The People of America's Oil and Natural Gas Indusry

Improving Air Quality and the Unnecessary BLM Rule

Mark Green

Mark Green
Posted May 9, 2017

We’ve made the strong economic case for repealing the Bureau of Land Management’s so-called “venting and flaring” rule. Yet, just as important is the reality that since its inception, BLM’s rule has been an environmental solution in search of an environmental problem.

Here’s what we mean: Below, EPA data on methane emissions from natural gas systems – wells, processing facilities and transmission and distribution pipelines – from 1990 to 2015:


Methane emissions associated with the natural gas industry fell by 16.3 percent from 1990 to 2015, according to EPA – even as natural gas production increased 55 percent. This is the result of industry innovating new technologies to capture more and more methane, the main component in natural gas. Progress is occurring under existing regulation by the states and EPA, which have jurisdiction over air quality under the Clean Air Act.

Writing to leaders of the Senate, which is expected to vote this week on disapproval of BLM’s rule under the Congressional Review Act, API President and CEO Jack Gerard called the rule “redundant and technically flawed.” Gerard:

Methane emissions from our sector continue to fall, even as natural gas production nationwide has soared. … This rule from BLM, an agency which lacks the authority and expertise to regulate air quality, is an unnecessary layer of federal regulation.

Unnecessary for two important reasons: First and foremost, because the environmental issue is being addressed, and quite successfully; methane emissions were coming down before BLM’s rule went into effect earlier this year. Second, because EPA and the states are charged with regulating air quality, not BLM. Imagine the post office deciding it should start writing speeding tickets. BLM regulating air quality is something like that and a clear example of unnecessary – and needlessly encumbering – government-creep.

Which brings us back to the economic argument against BLM’s rule. As we’ve said, this rule already may be wreaking negative economic impacts:

  • An analysis done when the rule was proposed found that the added cost of compliance could result in the permanent shutting-in of up to 40 percent of wells that flare on federal lands.
  • Even a royalty loss of 1 percent would result in lost revenues to the federal government of more than $14 million, based on 2016 royalties reported by the Office Natural Resources Revenue.

The broader context is that there’s already a downward trend in natural gas and oil output on federal lands, with federal revenue collections falling more than $400 million from 2010 to 2015. API estimates that if production on federal lands had grown at the same rate as overall U.S. production from 2010 to 2015, total royalties would have been 29 percent higher, with an additional $4.9 billion in royalties collected by the federal government.

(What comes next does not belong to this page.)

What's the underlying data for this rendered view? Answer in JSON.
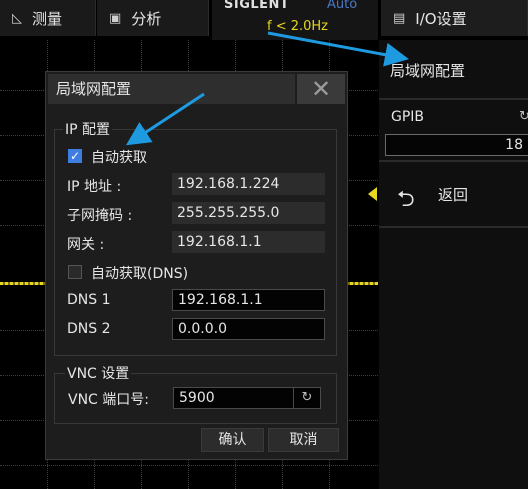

Conversely, adding regulatory hurdles only hinders investment and production on federal lands. Hurdles like BLM’s rule are a disincentive to overall domestic energy production, advancing America’s overall security interests, as well as the production of natural gas – the increased use of which is the biggest reason U.S. carbon dioxide emissions from electricity generation are at their lowest level in nearly 30 years. Gerard:

[E]nergy security and environmental progress can be complementary goals. Forward thinking energy policy should look for ways to increase the production and use of U.S. natural gas, not impede it as the BLM rule will do.

The Senate should follow the House’s lead and use CRA to repeal the rule now.


Mark Green joined API after a career in newspaper journalism, including 16 years as national editorial writer for The Oklahoman in the paper’s Washington bureau. Mark also was a reporter, copy editor and sports editor. He earned his journalism degree from the University of Oklahoma and master’s in journalism and public affairs from American University. He and his wife Pamela live in Occoquan, Va., where they enjoy their four grandchildren.